Josh Saxton

The side entrance of McAfee Gymnasium is closed due to the construction of an elevator in the building. Construction for the elevator began this summer, but due to the lack of a state fiscal budget construction has stopped until further notice.

Roberto Hodge, News Editor

Construction on elevators in McAfee Gymnasium and the Student Services Building has stopped pending the release of the 2016 state fiscal budget.

Ground was broken on McAfee in June, while the student services building began in March; however, all construction cannot resume until legislature approves a budget for the fiscal year that began July 1.

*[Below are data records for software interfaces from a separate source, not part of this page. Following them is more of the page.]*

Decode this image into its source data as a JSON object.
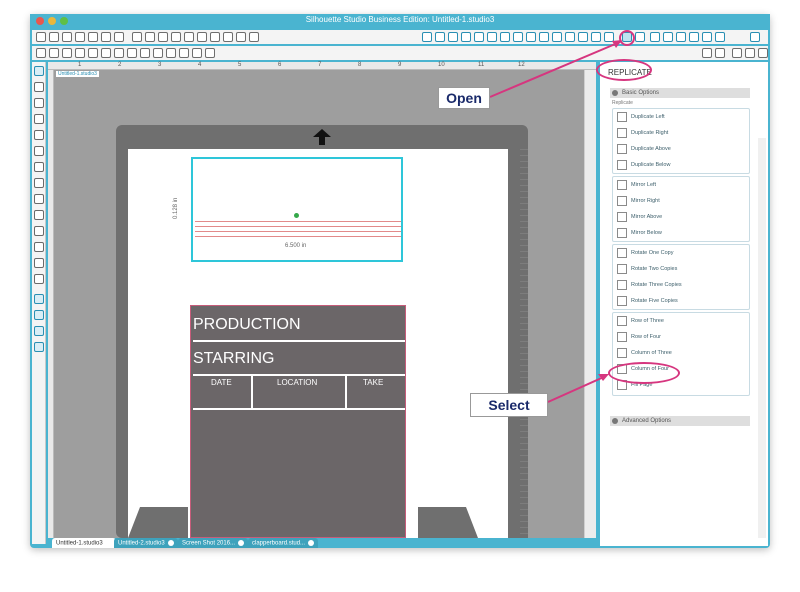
{
  "window": {
    "title": "Silhouette Studio Business Edition: Untitled-1.studio3"
  },
  "canvas": {
    "doc_tag": "Untitled-1.studio3",
    "ruler_labels": [
      "1",
      "2",
      "3",
      "4",
      "5",
      "6",
      "7",
      "8",
      "9",
      "10",
      "11",
      "12"
    ],
    "dimension_width": "6.500 in",
    "dimension_height": "0.128 in"
  },
  "clapperboard": {
    "production": "PRODUCTION",
    "starring": "STARRING",
    "date": "DATE",
    "location": "LOCATION",
    "take": "TAKE"
  },
  "tabs": [
    {
      "label": "Untitled-1.studio3"
    },
    {
      "label": "Untitled-2.studio3"
    },
    {
      "label": "Screen Shot 2016..."
    },
    {
      "label": "clapperboard.stud..."
    }
  ],
  "panel": {
    "title": "REPLICATE",
    "basic_options": "Basic Options",
    "replicate_sub": "Replicate",
    "advanced_options": "Advanced Options",
    "groups": [
      {
        "items": [
          "Duplicate Left",
          "Duplicate Right",
          "Duplicate Above",
          "Duplicate Below"
        ]
      },
      {
        "items": [
          "Mirror Left",
          "Mirror Right",
          "Mirror Above",
          "Mirror Below"
        ]
      },
      {
        "items": [
          "Rotate One Copy",
          "Rotate Two Copies",
          "Rotate Three Copies",
          "Rotate Five Copies"
        ]
      },
      {
        "items": [
          "Row of Three",
          "Row of Four",
          "Column of Three",
          "Column of Four",
          "Fill Page"
        ]
      }
    ]
  },
  "callouts": {
    "open": "Open",
    "select": "Select"
  },
  "colors": {
    "window_chrome": "#4ab4d0",
    "callout_pink": "#d6367f",
    "selection_cyan": "#2ec6d9",
    "clapper_gray": "#6b6668"
  }
}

Eric Wahls, the project coordinator for Facilities, Planning and Management, said Eastern is not financially responsible for the project as all funding is coming from the State of Illinois Capital Development board.

Funding for the project is about $1.7 million, which includes a $1.5 million construction and $200,000 design budget.

The project is a larger part of compliance with the Americans with Disabilities Act, along with the ADA door operating buttons.

The elevator in McAfee will replace the one of five chairlifts on campus, which are located in Coleman and Stevenson halls and the Martin Luther King Jr. University Union Rathskeller.

“It is EIU’s wishes to limit chair lift use; however, if there is a need more could be installed I suppose. It just depends on the need and the most logical accommodation,” Wahls said.

Until the work is done in the Student Services Building, the north side entrance facing Old Main has been closed. A new entrance was constructed facing south, which is where the elevator is being built.

“This is critical for a lot of students—every student needs to have a Panther Card,” Wahls said.

If the projects were not to be finished prior to the winter season, Wahls assured the exposed areas of McAfee would be properly sealed from the elements.

Wahls said as soon as the state decides on a budget, they can work on resuming construction, but the issue with that is while Eastern’s projects may be on hold, those doing the actual building may be working on other projects.

Though the state has been funding the two elevator projects separate from the campus’s budget, the university has financial responsibility to other construction projects.

Coleman Hall and the Life Sciences Building have undergone piping work, as well as a new patio for Thomas Hall and a Memorial Garden between Lawson and Andrews halls.

Wahls said Coleman had domestic hall piping failure, which they would be currently fixing throughout the fall semester totals $240,900 and is part of the campus improvement fee.

The piping in the Life Sciences Building is something that has been under construction for a year and will be replaced on the first floor to match those on the second.

Currently, the first floor is served by a two-pipe supply and return system that must be manually switched from heating to cooling as the season change; however, the building will convert to a four-piping system that will serve the whole building, Wahls said.

While Wahls did not know how much was in the Science Fee account because of it being managed outside of Facilities, he said they have been drawing from the account in phases because of the pipe replacement being a longer project.

Mark Hudson, the director of university Housing and Dining, said the patio project in Thomas Hall is meant to replace the original surface from 1965 because of it being a safety hazard.

“We spent a little over $12,000 on the paves and they are being installed by our campus masons,” said Hudson. “The main walkway is open and the rest will be done in the coming weeks.”

Hudson also said the Memorial Garden project, is around $70,000 with a cost being offset by alumni donations.

“Donations continue to come in and over time will cover an even bigger share of the project,” said Hudson. “We are waiting for the engraveable pavers to come in and hope to have this project complete later this fall.”


Roberto Hodge can be reached at [email protected] or 581-2812